He fell with a thud and moments later a sizzling pool of blood leaked out from beneath his corpse.
“You’re a mage?” he astounded.
“No,” she shrugged.
“But you just…”
“Not everyone who can use magic is a mage,” she pointed out. “I know a few spells, mostly Illusion magic, but there are a few destruction tomes up here I call upon when I’m really in a bind.” She tapped her forehead with a long finger and grinned. “Come on. We should find our way out of here before their friends realize they’re all dead and come looking for us.”
He followed, stunned silent for probably one of the first times in his adult life as this familiar, yet mind-boggling enigma of a woman led him out of the ruins he probably would have died in if she’d left him. It was a harsh reality he’d never admit to anyone; he was having a hard enough time accepting it himself.
When they finally emerged in the cold light of day, Marcurio drew in an appreciative breath of fresh, clean air. He had to shield his eyes against the brilliant light of the sun until they adjusted, but his companion didn’t even stop moving, she just kept walking and after a few seconds he realized he was going to have to jog to catch up with her if he didn’t want her to get away.
“So, are you going to Dawnstar?” he asked, glancing sidelong at her.
Her face gave nothing away, no emotional response whatsoever when she said, “Perhaps.”
“We should travel together. It’s obviously not safe out here for either of our kind.”
“I’m no Thalmor.” She turned her eyes on him, the frigid bite of their luscious green hue so beautiful he wanted to lose himself in that cruelty.
“Maybe not, but Nord mentality dictates that they shoot first and ask questions later.”
“What do you say?” he asked, not understanding why he was so eager to walk beside her. To know her in ways he’d never known her sister, make up all the wrongs he’d done to her with this woman who looked so much like her it wrenched his heart inside his chest. “I really am a powerful mage. In fact,” he held his hand up, the orange glow of fire magic stirring his aura, “I can feel my powers recharging.”
She stopped for a moment on the side of the road and turned to look him over, size him up in ways he swore he’d never been sized up before. “I travel alone,” she finally said.
He swore a part of his soul shattered when she said those words, and then he reached for the first thought that popped into his head. It was a risk, especially considering he knew nothing about her or her relationship with her sister, but it was his only chance. “All right,” he shrugged. “I guess you’ll never know how your sister died then. You can walk to the ends of Nirn and back, but you’ll never find out from anyone else. I’m the only one who knows what really happened to her.”
The cold calculation of those mesmerizing eyes were on him again, boring into him with such unspoken power he actually shuddered a little. “And what makes you think I give a damn how she died.”
“Because she was your sister.”
Her dark lips pursed tight beneath her nose as she inhaled, carefully contemplating his offer of truth and closure. He didn’t know what had transpired between them, but surely she must want to know.
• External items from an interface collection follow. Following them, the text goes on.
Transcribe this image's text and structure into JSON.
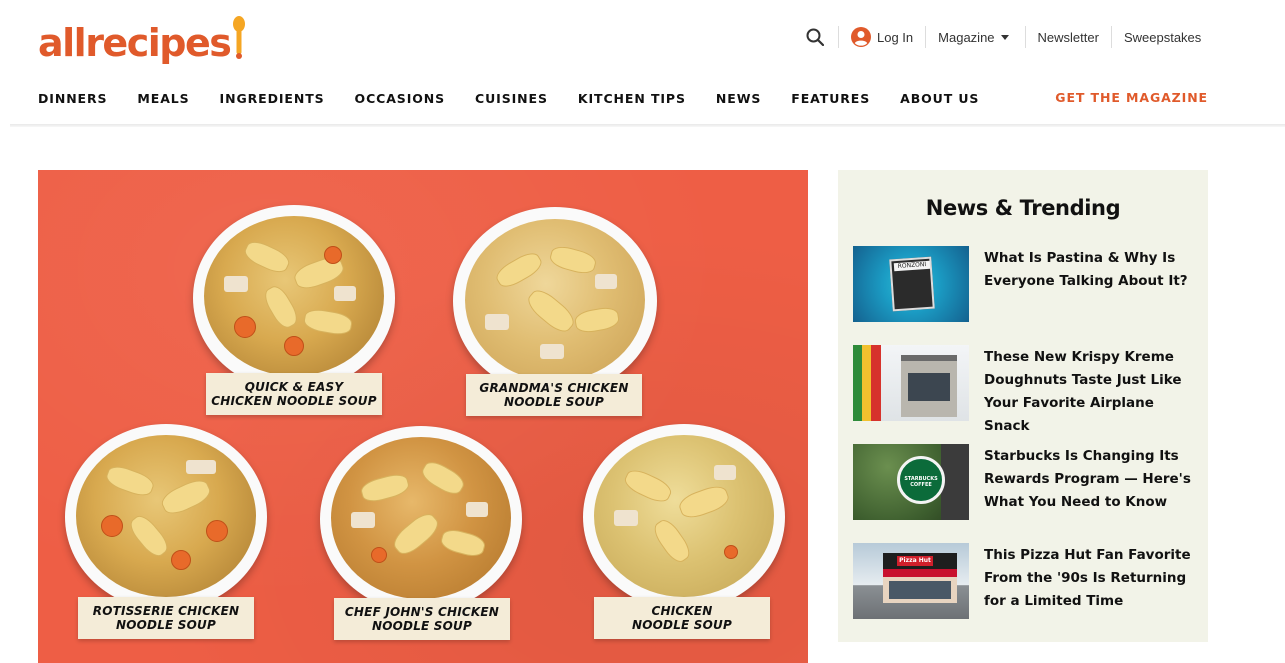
{
  "brand": {
    "logo_text": "allrecipes",
    "accent_color": "#e05a2b"
  },
  "utility": {
    "search_icon": "search-icon",
    "login_label": "Log In",
    "magazine_label": "Magazine",
    "newsletter_label": "Newsletter",
    "sweepstakes_label": "Sweepstakes"
  },
  "nav": {
    "items": [
      "DINNERS",
      "MEALS",
      "INGREDIENTS",
      "OCCASIONS",
      "CUISINES",
      "KITCHEN TIPS",
      "NEWS",
      "FEATURES",
      "ABOUT US"
    ],
    "cta": "GET THE MAGAZINE"
  },
  "hero": {
    "background_color": "#ee5e45",
    "labels": [
      [
        "QUICK & EASY",
        "CHICKEN NOODLE SOUP"
      ],
      [
        "GRANDMA'S CHICKEN",
        "NOODLE SOUP"
      ],
      [
        "ROTISSERIE CHICKEN",
        "NOODLE SOUP"
      ],
      [
        "CHEF JOHN'S CHICKEN",
        "NOODLE SOUP"
      ],
      [
        "CHICKEN",
        "NOODLE SOUP"
      ]
    ]
  },
  "sidebar": {
    "title": "News & Trending",
    "background_color": "#f2f3e8",
    "items": [
      {
        "title": "What Is Pastina & Why Is Everyone Talking About It?",
        "thumb_brand": "RONZONI"
      },
      {
        "title": "These New Krispy Kreme Doughnuts Taste Just Like Your Favorite Airplane Snack"
      },
      {
        "title": "Starbucks Is Changing Its Rewards Program — Here's What You Need to Know",
        "thumb_brand": "STARBUCKS COFFEE"
      },
      {
        "title": "This Pizza Hut Fan Favorite From the '90s Is Returning for a Limited Time",
        "thumb_brand": "Pizza Hut"
      }
    ]
  }
}
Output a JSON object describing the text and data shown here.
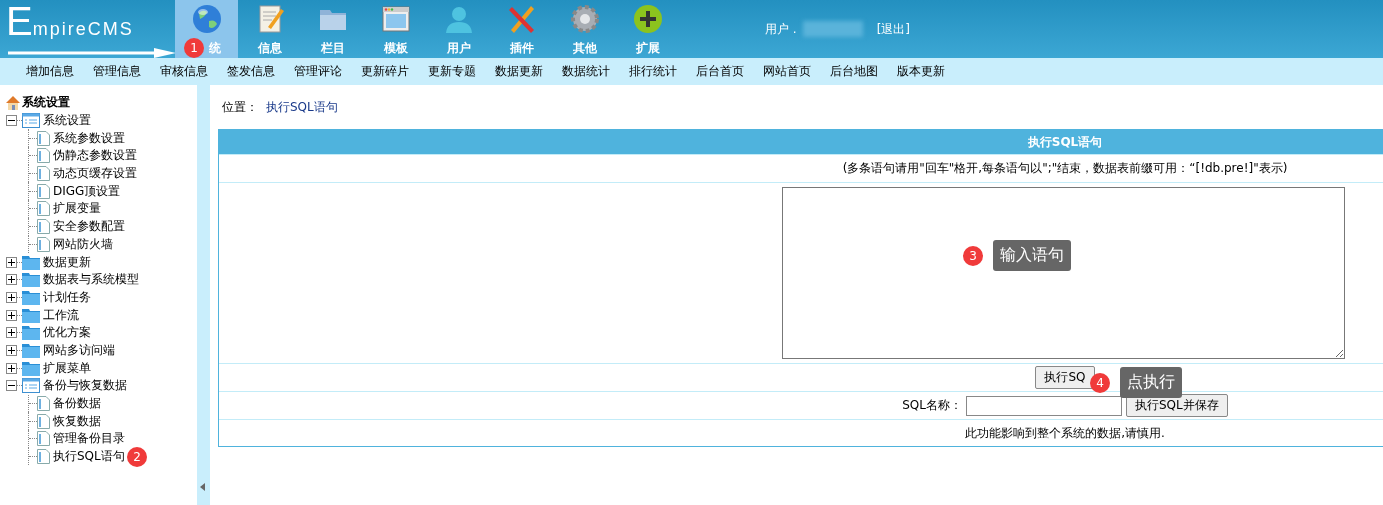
{
  "header": {
    "logo": {
      "initial": "E",
      "rest": "mpireCMS"
    },
    "nav": [
      {
        "label": "统",
        "kind": "globe",
        "selected": true
      },
      {
        "label": "信息",
        "kind": "note",
        "selected": false
      },
      {
        "label": "栏目",
        "kind": "folder",
        "selected": false
      },
      {
        "label": "模板",
        "kind": "window",
        "selected": false
      },
      {
        "label": "用户",
        "kind": "user",
        "selected": false
      },
      {
        "label": "插件",
        "kind": "tools",
        "selected": false
      },
      {
        "label": "其他",
        "kind": "gear",
        "selected": false
      },
      {
        "label": "扩展",
        "kind": "plus",
        "selected": false
      }
    ],
    "user_label": "用户 .",
    "logout": "[退出]"
  },
  "menu": [
    "增加信息",
    "管理信息",
    "审核信息",
    "签发信息",
    "管理评论",
    "更新碎片",
    "更新专题",
    "数据更新",
    "数据统计",
    "排行统计",
    "后台首页",
    "网站首页",
    "后台地图",
    "版本更新"
  ],
  "sidebar": {
    "title": "系统设置",
    "tree": [
      {
        "label": "系统设置",
        "expanded": true,
        "children": [
          {
            "label": "系统参数设置"
          },
          {
            "label": "伪静态参数设置"
          },
          {
            "label": "动态页缓存设置"
          },
          {
            "label": "DIGG顶设置"
          },
          {
            "label": "扩展变量"
          },
          {
            "label": "安全参数配置"
          },
          {
            "label": "网站防火墙"
          }
        ]
      },
      {
        "label": "数据更新",
        "expanded": false
      },
      {
        "label": "数据表与系统模型",
        "expanded": false
      },
      {
        "label": "计划任务",
        "expanded": false
      },
      {
        "label": "工作流",
        "expanded": false
      },
      {
        "label": "优化方案",
        "expanded": false
      },
      {
        "label": "网站多访问端",
        "expanded": false
      },
      {
        "label": "扩展菜单",
        "expanded": false
      },
      {
        "label": "备份与恢复数据",
        "expanded": true,
        "children": [
          {
            "label": "备份数据"
          },
          {
            "label": "恢复数据"
          },
          {
            "label": "管理备份目录"
          },
          {
            "label": "执行SQL语句"
          }
        ]
      }
    ]
  },
  "breadcrumb": {
    "label": "位置：",
    "link": "执行SQL语句"
  },
  "form": {
    "title": "执行SQL语句",
    "note": "(多条语句请用\"回车\"格开,每条语句以\";\"结束，数据表前缀可用：“[!db.pre!]\"表示)",
    "execute_button": "执行SQ",
    "name_label": "SQL名称：",
    "save_button": "执行SQL并保存",
    "warning": "此功能影响到整个系统的数据,请慎用."
  },
  "annotations": [
    {
      "number": "1"
    },
    {
      "number": "2"
    },
    {
      "number": "3",
      "text": "输入语句"
    },
    {
      "number": "4",
      "text": "点执行"
    }
  ]
}
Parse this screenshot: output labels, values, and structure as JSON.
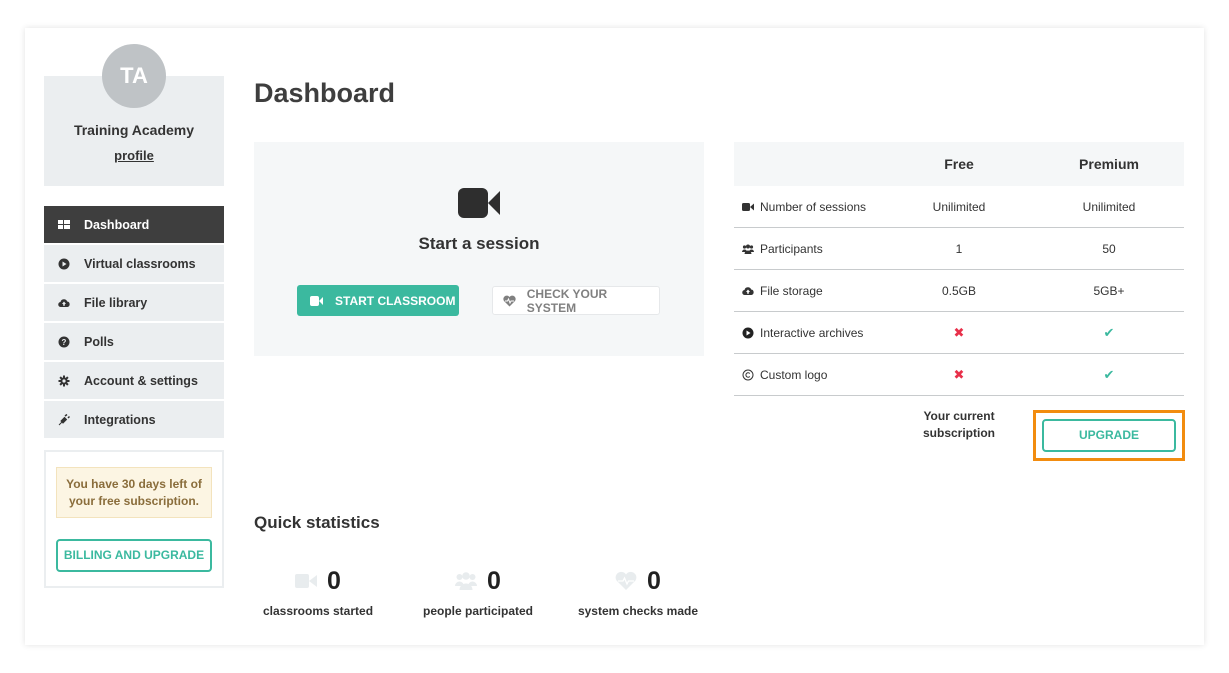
{
  "profile": {
    "initials": "TA",
    "name": "Training Academy",
    "link": "profile"
  },
  "sidebar": {
    "items": [
      {
        "label": "Dashboard",
        "icon": "grid-icon",
        "active": true
      },
      {
        "label": "Virtual classrooms",
        "icon": "play-circle-icon",
        "active": false
      },
      {
        "label": "File library",
        "icon": "cloud-upload-icon",
        "active": false
      },
      {
        "label": "Polls",
        "icon": "question-circle-icon",
        "active": false
      },
      {
        "label": "Account & settings",
        "icon": "gear-icon",
        "active": false
      },
      {
        "label": "Integrations",
        "icon": "plug-icon",
        "active": false
      }
    ],
    "subscription_notice": "You have 30 days left of your free subscription.",
    "billing_button": "BILLING AND UPGRADE"
  },
  "main": {
    "title": "Dashboard",
    "session": {
      "icon": "video-camera-icon",
      "title": "Start a session",
      "start_button": "START CLASSROOM",
      "check_button": "CHECK YOUR SYSTEM"
    },
    "plans": {
      "headers": [
        "",
        "Free",
        "Premium"
      ],
      "rows": [
        {
          "icon": "video-camera-icon",
          "feature": "Number of sessions",
          "free": "Unilimited",
          "premium": "Unilimited"
        },
        {
          "icon": "users-icon",
          "feature": "Participants",
          "free": "1",
          "premium": "50"
        },
        {
          "icon": "cloud-upload-icon",
          "feature": "File storage",
          "free": "0.5GB",
          "premium": "5GB+"
        },
        {
          "icon": "play-circle-icon",
          "feature": "Interactive archives",
          "free": "✖",
          "premium": "✔"
        },
        {
          "icon": "copyright-icon",
          "feature": "Custom logo",
          "free": "✖",
          "premium": "✔"
        }
      ],
      "current_subscription": "Your current subscription",
      "upgrade_button": "UPGRADE"
    },
    "stats": {
      "title": "Quick statistics",
      "items": [
        {
          "icon": "video-camera-icon",
          "value": "0",
          "label": "classrooms started"
        },
        {
          "icon": "users-icon",
          "value": "0",
          "label": "people participated"
        },
        {
          "icon": "heartbeat-icon",
          "value": "0",
          "label": "system checks made"
        }
      ]
    }
  },
  "colors": {
    "accent": "#3bb99f",
    "active_nav": "#3e3e3e",
    "highlight": "#f28c0f",
    "cross": "#e8304a"
  }
}
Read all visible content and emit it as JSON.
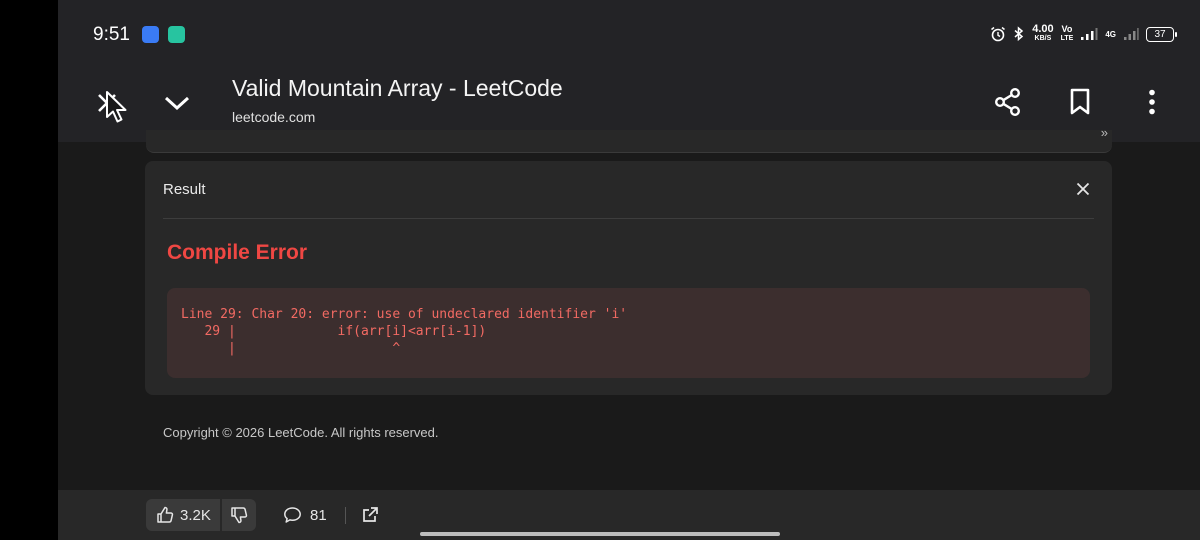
{
  "status_bar": {
    "time": "9:51",
    "net_speed_top": "4.00",
    "net_speed_bottom": "KB/S",
    "volte_top": "Vo",
    "volte_bottom": "LTE",
    "network_type": "4G",
    "battery": "37"
  },
  "toolbar": {
    "title": "Valid Mountain Array - LeetCode",
    "domain": "leetcode.com"
  },
  "result": {
    "label": "Result",
    "status": "Compile Error",
    "error_lines": [
      "Line 29: Char 20: error: use of undeclared identifier 'i'",
      "   29 |             if(arr[i]<arr[i-1])",
      "      |                    ^"
    ]
  },
  "footer": {
    "copyright": "Copyright © 2026 LeetCode. All rights reserved."
  },
  "bottom_bar": {
    "likes": "3.2K",
    "comments": "81"
  },
  "colors": {
    "accent_error": "#ef4743",
    "background": "#1a1a1a",
    "card": "#282828"
  },
  "icons": [
    "alarm-icon",
    "bluetooth-icon",
    "signal-icon",
    "battery-icon",
    "close-icon",
    "chevron-down-icon",
    "share-icon",
    "bookmark-icon",
    "more-vert-icon",
    "thumbs-up-icon",
    "thumbs-down-icon",
    "comment-icon",
    "external-link-icon",
    "mouse-cursor-icon"
  ]
}
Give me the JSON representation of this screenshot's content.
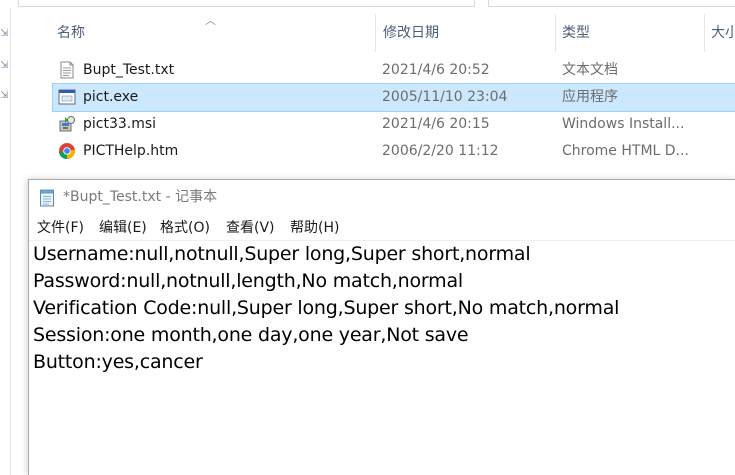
{
  "explorer": {
    "columns": {
      "name": "名称",
      "date": "修改日期",
      "type": "类型",
      "size": "大小"
    },
    "files": [
      {
        "name": "Bupt_Test.txt",
        "date": "2021/4/6 20:52",
        "type": "文本文档",
        "icon": "text-file-icon",
        "selected": false
      },
      {
        "name": "pict.exe",
        "date": "2005/11/10 23:04",
        "type": "应用程序",
        "icon": "exe-file-icon",
        "selected": true
      },
      {
        "name": "pict33.msi",
        "date": "2021/4/6 20:15",
        "type": "Windows Install...",
        "icon": "msi-installer-icon",
        "selected": false
      },
      {
        "name": "PICTHelp.htm",
        "date": "2006/2/20 11:12",
        "type": "Chrome HTML D...",
        "icon": "chrome-icon",
        "selected": false
      }
    ]
  },
  "notepad": {
    "title": "*Bupt_Test.txt - 记事本",
    "menu": [
      {
        "label": "文件(F)"
      },
      {
        "label": "编辑(E)"
      },
      {
        "label": "格式(O)"
      },
      {
        "label": "查看(V)"
      },
      {
        "label": "帮助(H)"
      }
    ],
    "lines": [
      "Username:null,notnull,Super long,Super short,normal",
      "Password:null,notnull,length,No match,normal",
      "Verification Code:null,Super long,Super short,No match,normal",
      "Session:one month,one day,one year,Not save",
      "Button:yes,cancer"
    ]
  },
  "colors": {
    "selection_bg": "#cce8ff",
    "selection_border": "#99d1ff",
    "header_text": "#4c607a",
    "secondary_text": "#6d6d6d"
  }
}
If he’d had a sister, he would want to know.
“All right,” she tentatively yielded. “But once we reach Dawnstar, we go our separate ways.”
“Of course,” he nodded. “Though judging from Maramal’s predictions, that shouldn’t be a problem. Apparently, I’ll probably be dying in Dawnstar.”
It was at least a four day walk to Dawnstar from Windhelm, and the last thing he wanted was to risk them getting caught by any remaining thugs in Windhelm’s underground hatred patrol. Smiling thoughtfully to himself, it had only taken him two days to win over her sister. Four days would give him plenty of time.